Where does Elite Dangerous: Arena fit into your plans? It gives players a very approachable experience of Elite. Arena got a life of its own because it feels like a different, but very rewarding, experience that gives you a skillset that’s transferable to the [main] game. But essentially it’s something you might want to just play a session of in the evening instead of playing another multiplayer game.
What sort of surprises came out of the alpha and beta releases?
One of the reasons they were so useful is we got really good statistics and coping mechanisms for [poor connections]. It was better than I thought it was going to be, because we’d done tests internally with people taking machines home. I remember one problem that came up during the Kickstarter campaign was people would upgrade their computer and their network connections, but quite often there will be a £10 hub sitting under their TV like a glorified extension board, which is how people regard them. But they’re not because they’re processing the data and, more importantly, they’re gatekeepers that don’t let certain things through.
Did adding planetary landings present any problems you weren’t expecting?
We knew technically there was so much work behind that to get it to work well, particularly in a multiplayer world. The problem is when you think about how many stupid number of polygons there are on a planet’s surface – just how physically big it is. Given that we’ve got environments that are much bigger than the surface of the Earth, that makes for horrendous draw distances. And you’ve got to make sure the tech can cope with that.
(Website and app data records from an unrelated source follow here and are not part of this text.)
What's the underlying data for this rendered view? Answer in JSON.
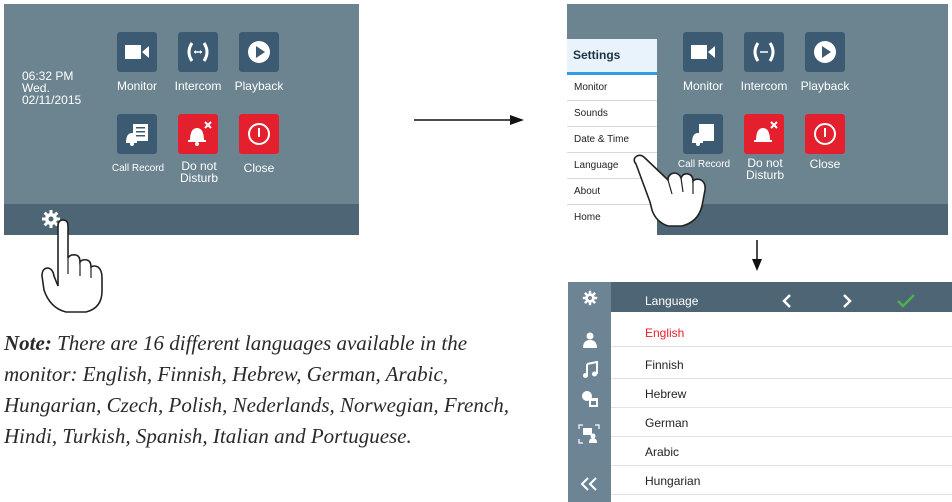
{
  "screen1": {
    "time": "06:32 PM",
    "day": "Wed.",
    "date": "02/11/2015",
    "tiles": [
      {
        "label": "Monitor",
        "icon": "monitor-camera-icon"
      },
      {
        "label": "Intercom",
        "icon": "intercom-icon"
      },
      {
        "label": "Playback",
        "icon": "playback-icon"
      },
      {
        "label": "Call Record",
        "icon": "call-record-icon"
      },
      {
        "label": "Do not Disturb",
        "icon": "do-not-disturb-icon"
      },
      {
        "label": "Close",
        "icon": "close-power-icon"
      }
    ]
  },
  "screen2": {
    "menu_title": "Settings",
    "menu_items": [
      "Monitor",
      "Sounds",
      "Date & Time",
      "Language",
      "About",
      "Home"
    ],
    "tiles": [
      {
        "label": "Monitor"
      },
      {
        "label": "Intercom"
      },
      {
        "label": "Playback"
      },
      {
        "label": "Call Record"
      },
      {
        "label": "Do not Disturb"
      },
      {
        "label": "Close"
      }
    ]
  },
  "language_screen": {
    "title": "Language",
    "languages": [
      "English",
      "Finnish",
      "Hebrew",
      "German",
      "Arabic",
      "Hungarian"
    ],
    "selected_color": "#e5202e"
  },
  "note": {
    "label": "Note:",
    "text": "There are 16 different languages available in the monitor: English, Finnish, Hebrew, German, Arabic, Hungarian, Czech, Polish, Nederlands, Norwegian, French, Hindi, Turkish, Spanish, Italian and Portuguese."
  },
  "colors": {
    "screen_bg": "#6c8390",
    "bar_bg": "#4e6576",
    "tile_blue": "#3c5a71",
    "tile_red": "#e5202e",
    "accent_blue": "#2f9de0",
    "check_green": "#4caf50"
  }
}
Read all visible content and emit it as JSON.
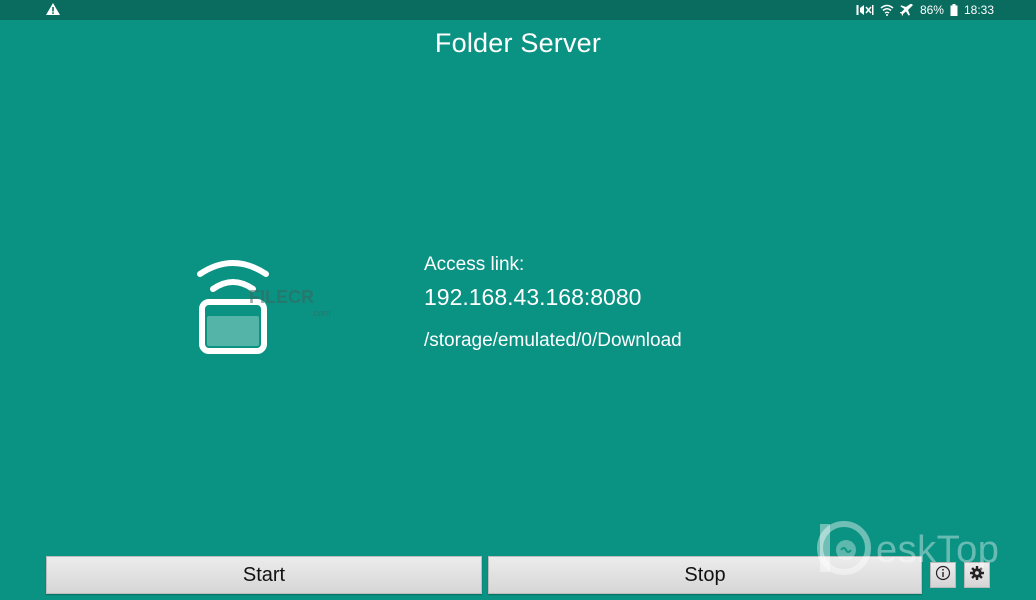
{
  "status_bar": {
    "warning_icon": "warning-triangle-icon",
    "icons": [
      "mute-icon",
      "wifi-icon",
      "airplane-icon"
    ],
    "battery": "86%",
    "time": "18:33"
  },
  "app": {
    "title": "Folder Server",
    "icon": "folder-wifi-icon"
  },
  "info": {
    "access_label": "Access link:",
    "access_link": "192.168.43.168:8080",
    "storage_path": "/storage/emulated/0/Download"
  },
  "buttons": {
    "start_label": "Start",
    "stop_label": "Stop",
    "info_icon": "info-icon",
    "settings_icon": "gear-icon"
  },
  "watermarks": {
    "filecr": "FILECR",
    "filecr_com": ".com",
    "desktop": "eskTop"
  },
  "colors": {
    "background": "#0a9283",
    "status_bar": "#0a6b5f",
    "button": "#e0e0e0"
  }
}
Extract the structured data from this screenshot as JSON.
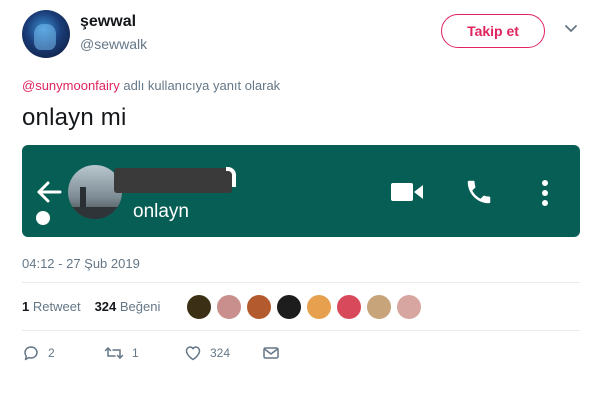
{
  "tweet": {
    "display_name": "şewwal",
    "username": "@sewwalk",
    "follow_label": "Takip et",
    "reply_mention": "@sunymoonfairy",
    "reply_suffix": " adlı kullanıcıya yanıt olarak",
    "text": "onlayn mi",
    "timestamp": "04:12 - 27 Şub 2019"
  },
  "whatsapp_header": {
    "status": "onlayn",
    "background": "#075e54",
    "icons": [
      "back-arrow-icon",
      "video-call-icon",
      "phone-icon",
      "more-vert-icon"
    ]
  },
  "stats": {
    "retweet_count": "1",
    "retweet_label": "Retweet",
    "like_count": "324",
    "like_label": "Beğeni"
  },
  "liker_avatars": [
    "#3b2f16",
    "#c98f8c",
    "#b35a2e",
    "#1d1d1d",
    "#e7a04e",
    "#d84a5b",
    "#c7a47a",
    "#d7a6a0"
  ],
  "actions": {
    "reply_count": "2",
    "retweet_count": "1",
    "like_count": "324"
  },
  "colors": {
    "accent": "#e0245e",
    "muted": "#657786",
    "whatsapp": "#075e54"
  }
}
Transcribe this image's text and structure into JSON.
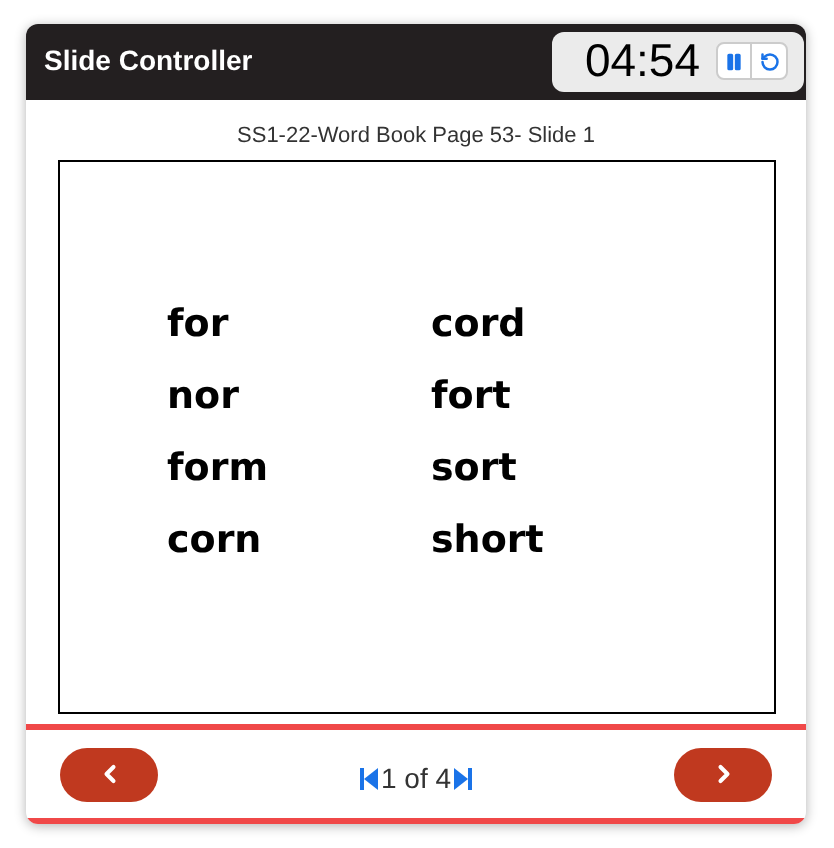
{
  "window": {
    "title": "Slide Controller"
  },
  "timer": {
    "time": "04:54"
  },
  "slide": {
    "caption": "SS1-22-Word Book Page 53- Slide 1",
    "columns": [
      [
        "for",
        "nor",
        "form",
        "corn"
      ],
      [
        "cord",
        "fort",
        "sort",
        "short"
      ]
    ]
  },
  "footer": {
    "highlighted": true,
    "page": "1 of 4"
  }
}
I don’t mean just the draw distances out to the sun or other stars in the galaxy, I mean even just draw distances across a human scale – to the next mountain.